Study: The Language of Race in Politics

Rep. John Conyers (Mark Wilson/Getty Images)
Rep. John Conyers (Mark Wilson/Getty Images)

You don't have to be a D.C. insider to know that when politicians say "urban," they normally mean "poor and black." And it's no surprise that Republicans use the pejorative "illegal aliens" more often than Democrats.

Advertisement used Capitol Words — a project that catalogs all the words recorded on the House and Senate floors — to crunch the numbers on these terms and others in a study of what elected officials are saying about racial-justice issues and, just as important, the language they're using to say it.

Here are some of the findings:

“Profiling”:  Last month, “profiling” got a boost after Michigan’s John Conyers introduced the End Racial Profiling Act. But since 1996, three out of four times the word is being used it’s uttered by Democrats. And there’s no straight analog for the word coming out the Republican party — a sign that very few believe that profiling is a policy worth discussing.

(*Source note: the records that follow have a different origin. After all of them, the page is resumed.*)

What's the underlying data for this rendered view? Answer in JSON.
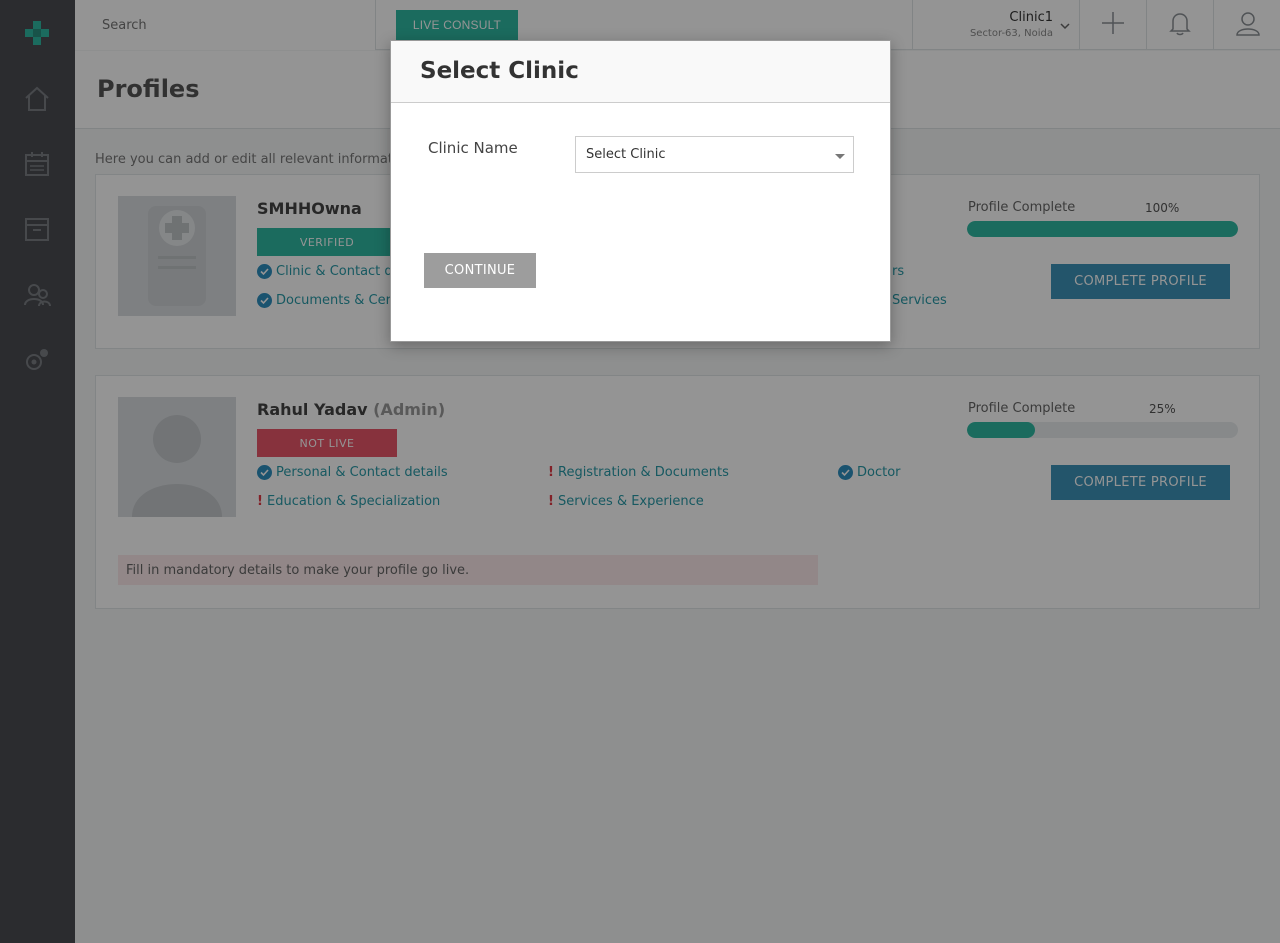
{
  "topbar": {
    "search_placeholder": "Search",
    "live_consult_label": "LIVE CONSULT",
    "clinic_name": "Clinic1",
    "clinic_location": "Sector-63, Noida"
  },
  "page": {
    "title": "Profiles",
    "intro": "Here you can add or edit all relevant information"
  },
  "cards": [
    {
      "name": "SMHHOwna",
      "role": "",
      "status": "VERIFIED",
      "status_color": "#2fb9a3",
      "links": [
        {
          "label": "Clinic & Contact de",
          "state": "complete"
        },
        {
          "label": "Documents & Certi",
          "state": "complete"
        },
        {
          "label": "rs",
          "state": "complete"
        },
        {
          "label": "Services",
          "state": "complete"
        }
      ],
      "progress_label": "Profile Complete",
      "progress_text": "100%",
      "progress_value": 100,
      "button": "COMPLETE PROFILE"
    },
    {
      "name": "Rahul Yadav",
      "role": "(Admin)",
      "status": "NOT LIVE",
      "status_color": "#e8566a",
      "links": [
        {
          "label": "Personal & Contact details",
          "state": "complete"
        },
        {
          "label": "Registration & Documents",
          "state": "incomplete"
        },
        {
          "label": "Doctor",
          "state": "complete"
        },
        {
          "label": "Education & Specialization",
          "state": "incomplete"
        },
        {
          "label": "Services & Experience",
          "state": "incomplete"
        }
      ],
      "progress_label": "Profile Complete",
      "progress_text": "25%",
      "progress_value": 25,
      "button": "COMPLETE PROFILE",
      "notice": "Fill in mandatory details to make your profile go live."
    }
  ],
  "modal": {
    "title": "Select Clinic",
    "field_label": "Clinic Name",
    "select_value": "Select Clinic",
    "continue_label": "CONTINUE"
  },
  "colors": {
    "accent_green": "#2fb9a3",
    "accent_blue": "#3d93b8",
    "link_teal": "#2899a7",
    "danger": "#e03a46"
  },
  "icons": [
    "logo-cross-icon",
    "home-icon",
    "calendar-icon",
    "archive-icon",
    "users-icon",
    "settings-icon",
    "plus-icon",
    "bell-icon",
    "user-icon",
    "chevron-down-icon",
    "check-circle-icon"
  ]
}
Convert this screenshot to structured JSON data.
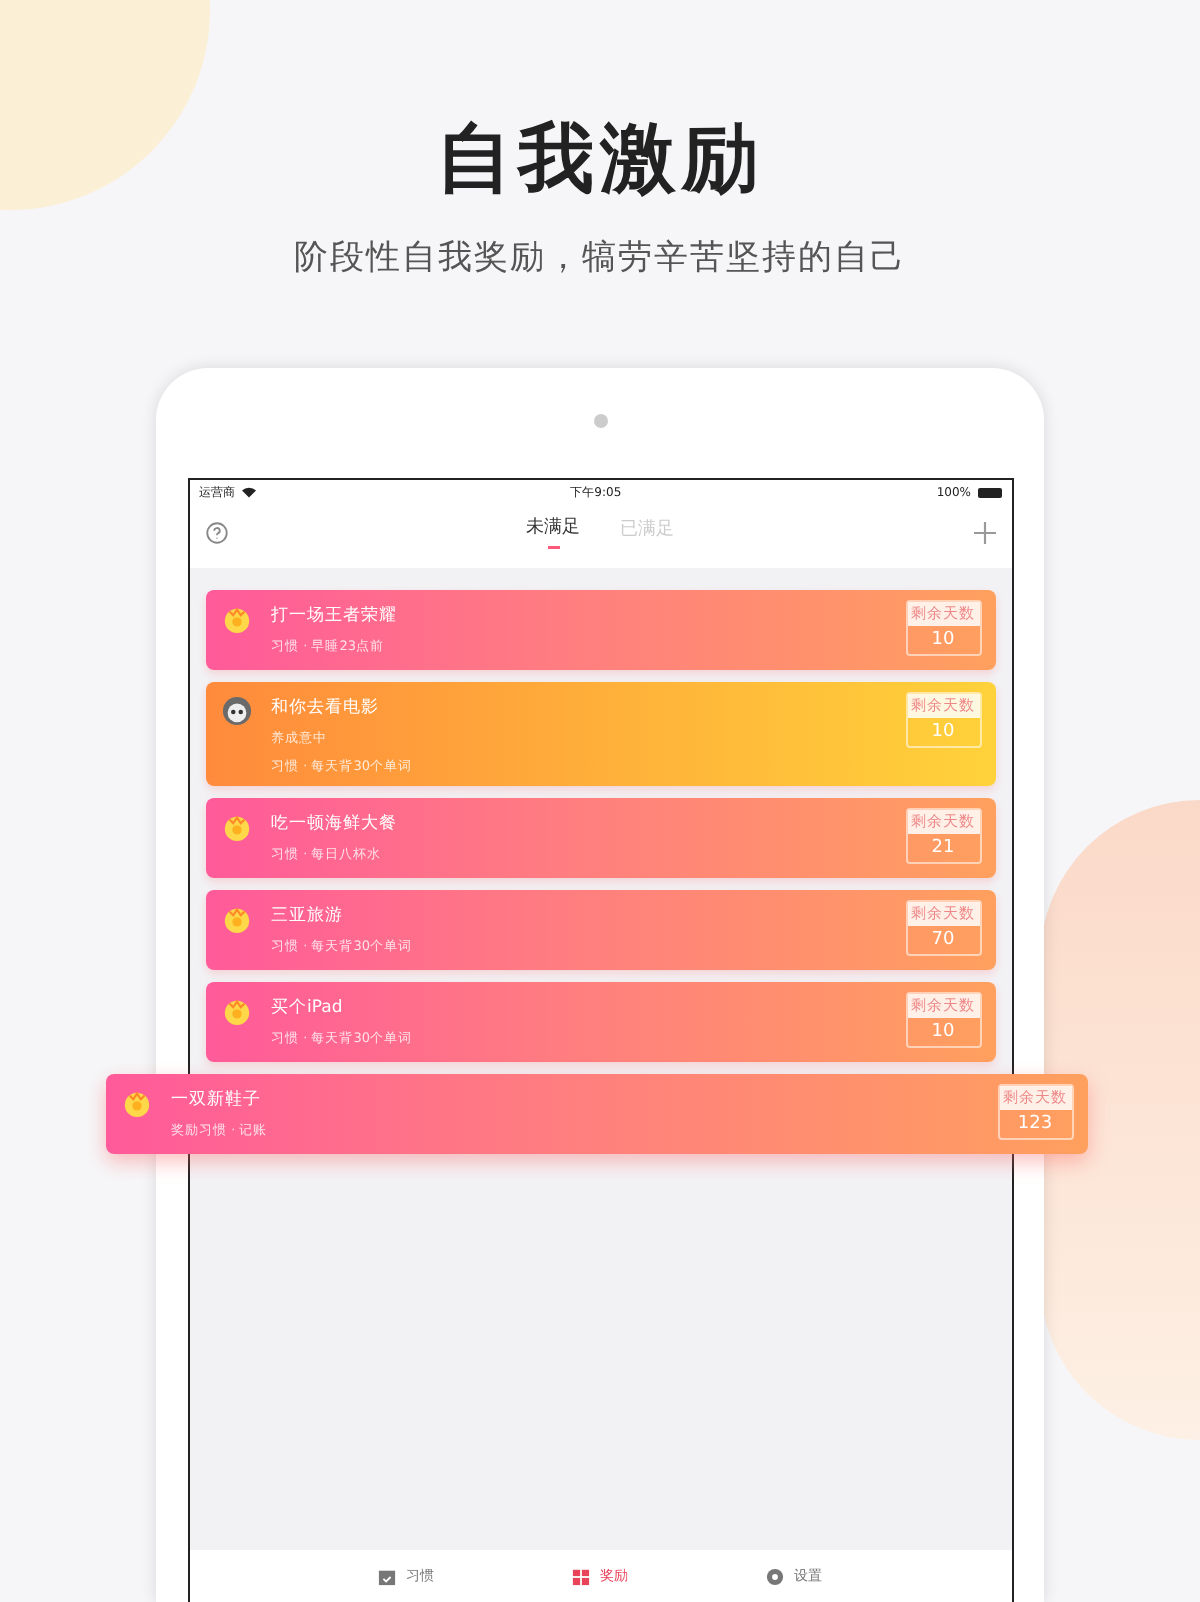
{
  "headline": "自我激励",
  "tagline": "阶段性自我奖励，犒劳辛苦坚持的自己",
  "status_bar": {
    "carrier": "运营商",
    "time": "下午9:05",
    "battery": "100%"
  },
  "tabs": [
    {
      "label": "未满足",
      "selected": true
    },
    {
      "label": "已满足",
      "selected": false
    }
  ],
  "rewards": [
    {
      "title": "打一场王者荣耀",
      "subtitle": "习惯 · 早睡23点前",
      "badge": "剩余天数",
      "days": "10",
      "kind": "pink",
      "dragging": false
    },
    {
      "title": "和你去看电影",
      "note": "养成意中",
      "subtitle": "习惯 · 每天背30个单词",
      "badge": "剩余天数",
      "days": "10",
      "kind": "orange",
      "dragging": false
    },
    {
      "title": "吃一顿海鲜大餐",
      "subtitle": "习惯 · 每日八杯水",
      "badge": "剩余天数",
      "days": "21",
      "kind": "pink",
      "dragging": false
    },
    {
      "title": "三亚旅游",
      "subtitle": "习惯 · 每天背30个单词",
      "badge": "剩余天数",
      "days": "70",
      "kind": "pink",
      "dragging": false
    },
    {
      "title": "买个iPad",
      "subtitle": "习惯 · 每天背30个单词",
      "badge": "剩余天数",
      "days": "10",
      "kind": "pink",
      "dragging": false
    },
    {
      "title": "一双新鞋子",
      "subtitle": "奖励习惯 · 记账",
      "badge": "剩余天数",
      "days": "123",
      "kind": "pink",
      "dragging": true
    }
  ],
  "tab_bar": [
    {
      "label": "习惯",
      "selected": false
    },
    {
      "label": "奖励",
      "selected": true
    },
    {
      "label": "设置",
      "selected": false
    }
  ]
}
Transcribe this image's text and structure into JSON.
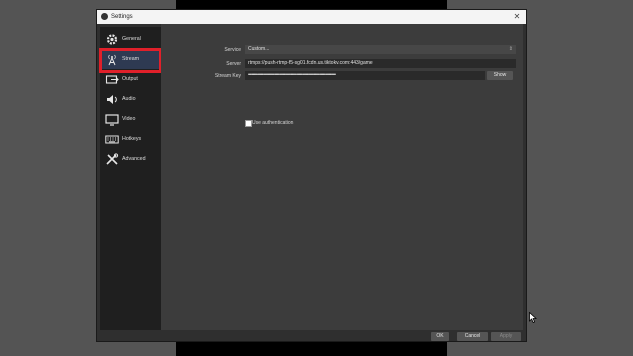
{
  "window": {
    "title": "Settings"
  },
  "sidebar": {
    "items": [
      {
        "label": "General",
        "icon": "gear-icon"
      },
      {
        "label": "Stream",
        "icon": "broadcast-icon"
      },
      {
        "label": "Output",
        "icon": "output-icon"
      },
      {
        "label": "Audio",
        "icon": "speaker-icon"
      },
      {
        "label": "Video",
        "icon": "monitor-icon"
      },
      {
        "label": "Hotkeys",
        "icon": "keyboard-icon"
      },
      {
        "label": "Advanced",
        "icon": "tools-icon"
      }
    ],
    "selected": "Stream"
  },
  "stream": {
    "service_label": "Service",
    "service_value": "Custom...",
    "server_label": "Server",
    "server_value": "rtmps://push-rtmp-f5-sg01.fcdn.us.tiktokv.com:443/game",
    "key_label": "Stream Key",
    "key_value": "••••••••••••••••••••••••••••••••••••••••••••••••••••••••••••••••••••••••••••",
    "show_label": "Show",
    "auth_label": "Use authentication"
  },
  "footer": {
    "ok": "OK",
    "cancel": "Cancel",
    "apply": "Apply"
  },
  "colors": {
    "highlight": "#e0202a",
    "background": "#545454"
  }
}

Ethnicity descriptors: Search for the words “black,” “African,” “Asian,” “Hispanic,” “Latino,” “Native American,” and you’ll find that Democrats are the ones using them three times as much as Republicans (though “Muslim” is equally popular). Republicans might take this as proof that that Democrats are obsessed with race—but conservatives’ inability to discuss race in a formal setting reinforces how out of touch they can be with the reality of racial injustice.

“Racism”: Granted, no one really wants to talk about racism aside from members of the Congressional Black Caucus. Immediately after Sept. 11, the word “racism” was used fairly frequently — at least compared to now — likely in an attempt to quell anti-Muslim sentiment. But these days it’s become the dirtiest of words. Members of Congress said the word only 46 times this year. In the month of September 2001 alone, it was mentioned 50 times.

Read more at ColorLines.